If a writ were to be- issued now, compelling the Assistant GovernmentAgent to hear the objections, he must refix the date of the inquiry forsome date after this writ is issued; but by section 29 (1) (b) the noticefixing the date of the inquiry cannot be later than % months before theholding of the election. Even if the election is to be held on the lastday of December, it is not possible for the Assistant Government Agentto fix the inquiry into the objections on a date that will leave at leasta period of 2 months between the hearing of the objections and the dateof the election. I cannot see how this difficulty can be got over. Inview of the objection that Mr. Beraniyagala has taken it is not possibleat this stage for the Assistant Government Agent without violatingthe provisions of the law to inquire into the objections to certify therolls under sub-section (5) of section 29 and for the election to ^>e heldon a date to be refixed bv notice under section 80 of the Ordinance.Mr. Banawaka argues that under section 38 it is open to the Governor .in Executive Council to make rules under Chapter HE. to meet thisdifficulty. I do not think that this-is possible because I have no powerto order the Governor in Executive Council, neither do I think thatthat section applies to this particular case. A writ cannot be issued onthe Governor in Executive Council for the simple reason that section 38giving the power to the Governor in Executive Council is permissiveand does not impose any obligation on that body (see 10 Halsbury,'p. 97, and the cases cited therein). This is a difficulty which has beenbrought on by the petitioner himself to some extent by his delay inapplying to this Court for a writ. So that it seems to me that even if awrit were to issue it will not- be possible for the Assistant GovernmentAgent to carry out the terms of the writ without violating the othersection of the Ordinance. In the case of Wright v. Eastbourne CorporationSmith L.J. stated as follows:—" If it is in contravention of a publicAct of Parliament, it seems to me obvious that the Queen’s Bench Divisionought not to grant a mandamus. A mandamus ought not to go whenit' would be futile and could not be obeyed.” On these grounds 1 amafraid the application must be refused, but I make no order as tocosts.

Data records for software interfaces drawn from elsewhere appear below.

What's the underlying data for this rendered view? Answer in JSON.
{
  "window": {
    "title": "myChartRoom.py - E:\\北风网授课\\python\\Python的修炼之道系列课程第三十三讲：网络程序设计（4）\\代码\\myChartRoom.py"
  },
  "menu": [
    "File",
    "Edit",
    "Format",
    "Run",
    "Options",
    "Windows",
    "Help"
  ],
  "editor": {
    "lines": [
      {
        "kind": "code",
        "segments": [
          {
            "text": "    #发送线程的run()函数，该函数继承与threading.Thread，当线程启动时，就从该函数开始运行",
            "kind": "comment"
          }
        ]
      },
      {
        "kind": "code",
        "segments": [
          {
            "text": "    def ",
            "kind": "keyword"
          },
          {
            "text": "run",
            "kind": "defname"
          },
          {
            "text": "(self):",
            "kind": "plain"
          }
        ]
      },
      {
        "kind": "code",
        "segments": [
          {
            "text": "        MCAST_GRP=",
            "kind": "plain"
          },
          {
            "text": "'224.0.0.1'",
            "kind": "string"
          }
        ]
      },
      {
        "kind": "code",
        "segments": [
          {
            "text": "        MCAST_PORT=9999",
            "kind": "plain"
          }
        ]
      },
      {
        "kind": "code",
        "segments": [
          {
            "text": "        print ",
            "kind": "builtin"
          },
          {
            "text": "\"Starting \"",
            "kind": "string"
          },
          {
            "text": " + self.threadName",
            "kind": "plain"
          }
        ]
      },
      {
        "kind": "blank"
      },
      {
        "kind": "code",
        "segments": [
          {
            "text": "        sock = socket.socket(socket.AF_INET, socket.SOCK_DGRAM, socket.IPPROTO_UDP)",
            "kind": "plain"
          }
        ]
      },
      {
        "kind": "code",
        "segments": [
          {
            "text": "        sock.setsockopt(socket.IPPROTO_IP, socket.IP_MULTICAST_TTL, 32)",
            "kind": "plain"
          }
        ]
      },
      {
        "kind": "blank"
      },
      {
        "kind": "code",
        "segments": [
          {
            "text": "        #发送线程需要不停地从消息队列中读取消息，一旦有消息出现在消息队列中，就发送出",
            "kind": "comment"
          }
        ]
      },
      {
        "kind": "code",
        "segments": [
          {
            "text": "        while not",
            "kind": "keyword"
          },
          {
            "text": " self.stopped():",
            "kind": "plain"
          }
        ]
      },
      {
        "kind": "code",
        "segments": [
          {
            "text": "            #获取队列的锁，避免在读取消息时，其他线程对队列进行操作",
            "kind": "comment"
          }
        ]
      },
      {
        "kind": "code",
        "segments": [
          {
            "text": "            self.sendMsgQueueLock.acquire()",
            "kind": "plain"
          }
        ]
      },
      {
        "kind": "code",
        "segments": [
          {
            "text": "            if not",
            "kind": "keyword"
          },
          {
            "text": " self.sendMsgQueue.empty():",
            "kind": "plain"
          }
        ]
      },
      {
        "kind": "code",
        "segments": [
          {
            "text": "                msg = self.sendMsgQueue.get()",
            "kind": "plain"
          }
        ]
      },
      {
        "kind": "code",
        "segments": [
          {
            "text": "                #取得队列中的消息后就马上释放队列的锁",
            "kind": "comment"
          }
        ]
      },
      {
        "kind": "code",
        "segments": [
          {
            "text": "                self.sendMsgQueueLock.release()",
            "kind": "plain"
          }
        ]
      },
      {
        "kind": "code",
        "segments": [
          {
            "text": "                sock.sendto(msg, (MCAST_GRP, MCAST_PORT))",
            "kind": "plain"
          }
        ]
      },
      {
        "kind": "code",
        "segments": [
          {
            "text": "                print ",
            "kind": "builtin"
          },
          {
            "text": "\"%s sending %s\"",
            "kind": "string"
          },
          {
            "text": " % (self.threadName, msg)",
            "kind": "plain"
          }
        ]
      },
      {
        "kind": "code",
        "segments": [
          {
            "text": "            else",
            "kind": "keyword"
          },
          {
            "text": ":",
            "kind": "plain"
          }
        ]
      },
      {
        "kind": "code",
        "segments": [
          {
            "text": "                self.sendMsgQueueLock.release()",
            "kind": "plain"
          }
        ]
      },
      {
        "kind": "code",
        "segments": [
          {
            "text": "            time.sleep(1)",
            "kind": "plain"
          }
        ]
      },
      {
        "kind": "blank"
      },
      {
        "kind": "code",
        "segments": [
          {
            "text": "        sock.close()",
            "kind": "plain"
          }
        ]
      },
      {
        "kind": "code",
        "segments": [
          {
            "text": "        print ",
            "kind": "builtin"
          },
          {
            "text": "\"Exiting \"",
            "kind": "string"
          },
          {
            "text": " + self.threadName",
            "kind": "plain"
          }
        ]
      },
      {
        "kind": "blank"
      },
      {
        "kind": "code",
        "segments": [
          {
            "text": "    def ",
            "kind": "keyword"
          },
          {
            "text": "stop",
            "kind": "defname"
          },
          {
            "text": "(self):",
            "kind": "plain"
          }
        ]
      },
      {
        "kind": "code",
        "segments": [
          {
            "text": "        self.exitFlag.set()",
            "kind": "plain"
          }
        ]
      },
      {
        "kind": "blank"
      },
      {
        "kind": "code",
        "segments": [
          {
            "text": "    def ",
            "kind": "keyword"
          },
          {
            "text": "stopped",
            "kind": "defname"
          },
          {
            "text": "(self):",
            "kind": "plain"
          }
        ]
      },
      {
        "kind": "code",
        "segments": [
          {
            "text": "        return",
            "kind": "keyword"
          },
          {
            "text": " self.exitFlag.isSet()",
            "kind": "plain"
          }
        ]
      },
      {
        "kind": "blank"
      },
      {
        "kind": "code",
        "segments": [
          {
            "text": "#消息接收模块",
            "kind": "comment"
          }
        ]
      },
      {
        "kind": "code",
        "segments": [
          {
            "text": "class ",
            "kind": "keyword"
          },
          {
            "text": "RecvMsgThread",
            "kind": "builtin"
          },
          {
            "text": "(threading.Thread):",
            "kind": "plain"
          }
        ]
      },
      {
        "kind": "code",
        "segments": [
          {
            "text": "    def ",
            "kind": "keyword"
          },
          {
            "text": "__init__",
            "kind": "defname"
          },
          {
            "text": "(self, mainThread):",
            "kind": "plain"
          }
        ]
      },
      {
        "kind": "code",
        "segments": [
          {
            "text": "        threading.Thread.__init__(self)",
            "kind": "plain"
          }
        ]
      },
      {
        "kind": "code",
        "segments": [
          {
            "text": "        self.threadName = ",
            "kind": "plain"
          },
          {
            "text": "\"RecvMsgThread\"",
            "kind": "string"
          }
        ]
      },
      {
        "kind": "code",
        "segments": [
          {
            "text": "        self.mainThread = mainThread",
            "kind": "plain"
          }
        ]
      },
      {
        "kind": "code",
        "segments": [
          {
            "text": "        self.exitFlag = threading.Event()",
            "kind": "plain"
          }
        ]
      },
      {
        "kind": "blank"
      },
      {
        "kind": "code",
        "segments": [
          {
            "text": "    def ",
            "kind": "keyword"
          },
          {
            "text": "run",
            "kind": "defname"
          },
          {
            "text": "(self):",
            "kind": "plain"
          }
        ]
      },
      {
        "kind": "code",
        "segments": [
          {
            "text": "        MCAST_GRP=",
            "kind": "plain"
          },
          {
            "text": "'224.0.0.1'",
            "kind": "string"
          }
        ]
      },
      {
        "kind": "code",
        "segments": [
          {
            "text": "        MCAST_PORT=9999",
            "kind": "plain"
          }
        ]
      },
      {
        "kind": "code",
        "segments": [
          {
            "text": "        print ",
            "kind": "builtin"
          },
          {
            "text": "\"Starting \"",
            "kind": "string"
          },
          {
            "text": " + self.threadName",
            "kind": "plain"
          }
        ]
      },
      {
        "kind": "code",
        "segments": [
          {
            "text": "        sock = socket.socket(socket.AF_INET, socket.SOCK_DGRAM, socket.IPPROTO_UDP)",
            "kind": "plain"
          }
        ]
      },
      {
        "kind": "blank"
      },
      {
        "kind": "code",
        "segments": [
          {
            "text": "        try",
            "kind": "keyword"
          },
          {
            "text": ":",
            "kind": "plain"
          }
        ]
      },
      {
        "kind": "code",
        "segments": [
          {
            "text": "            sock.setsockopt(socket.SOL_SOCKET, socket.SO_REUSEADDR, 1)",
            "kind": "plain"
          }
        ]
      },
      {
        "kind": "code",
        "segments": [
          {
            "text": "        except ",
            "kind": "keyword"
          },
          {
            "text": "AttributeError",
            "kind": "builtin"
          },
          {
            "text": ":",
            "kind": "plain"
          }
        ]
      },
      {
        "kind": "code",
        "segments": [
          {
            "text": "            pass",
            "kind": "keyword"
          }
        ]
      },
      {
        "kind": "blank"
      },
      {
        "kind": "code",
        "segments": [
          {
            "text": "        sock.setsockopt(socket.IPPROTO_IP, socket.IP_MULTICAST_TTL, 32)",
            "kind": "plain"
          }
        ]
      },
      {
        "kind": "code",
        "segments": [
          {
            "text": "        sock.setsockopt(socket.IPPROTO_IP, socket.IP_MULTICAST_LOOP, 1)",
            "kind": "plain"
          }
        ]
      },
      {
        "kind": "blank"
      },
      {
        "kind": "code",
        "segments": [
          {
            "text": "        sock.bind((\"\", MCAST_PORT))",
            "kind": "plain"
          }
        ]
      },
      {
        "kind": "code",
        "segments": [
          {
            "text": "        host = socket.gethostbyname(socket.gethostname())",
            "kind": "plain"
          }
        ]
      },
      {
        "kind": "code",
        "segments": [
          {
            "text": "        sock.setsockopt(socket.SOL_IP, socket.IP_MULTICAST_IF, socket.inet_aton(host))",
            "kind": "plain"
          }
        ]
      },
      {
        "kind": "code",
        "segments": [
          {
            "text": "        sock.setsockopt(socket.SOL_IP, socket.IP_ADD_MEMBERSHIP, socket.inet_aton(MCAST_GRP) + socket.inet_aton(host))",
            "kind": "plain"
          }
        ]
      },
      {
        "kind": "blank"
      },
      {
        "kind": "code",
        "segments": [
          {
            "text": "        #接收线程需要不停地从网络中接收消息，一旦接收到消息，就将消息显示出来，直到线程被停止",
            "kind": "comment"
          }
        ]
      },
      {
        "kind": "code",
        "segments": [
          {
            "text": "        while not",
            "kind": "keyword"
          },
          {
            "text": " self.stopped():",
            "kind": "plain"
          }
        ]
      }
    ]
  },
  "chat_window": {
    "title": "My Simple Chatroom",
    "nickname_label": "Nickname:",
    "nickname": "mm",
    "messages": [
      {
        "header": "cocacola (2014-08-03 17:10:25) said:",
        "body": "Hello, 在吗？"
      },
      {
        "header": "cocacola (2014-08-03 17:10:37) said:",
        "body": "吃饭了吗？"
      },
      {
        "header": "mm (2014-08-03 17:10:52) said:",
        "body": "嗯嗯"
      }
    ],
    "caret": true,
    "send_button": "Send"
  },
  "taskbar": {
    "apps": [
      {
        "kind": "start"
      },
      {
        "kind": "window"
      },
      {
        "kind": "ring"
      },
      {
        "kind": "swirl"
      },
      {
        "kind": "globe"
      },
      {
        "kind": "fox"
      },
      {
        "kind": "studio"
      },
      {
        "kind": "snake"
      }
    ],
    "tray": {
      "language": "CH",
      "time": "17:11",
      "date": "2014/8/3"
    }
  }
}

1 83 Law Timee Report, p, 338.
SIMON SILVA v. ASSISTANT GOVERNMENT AGENT, KALUTARA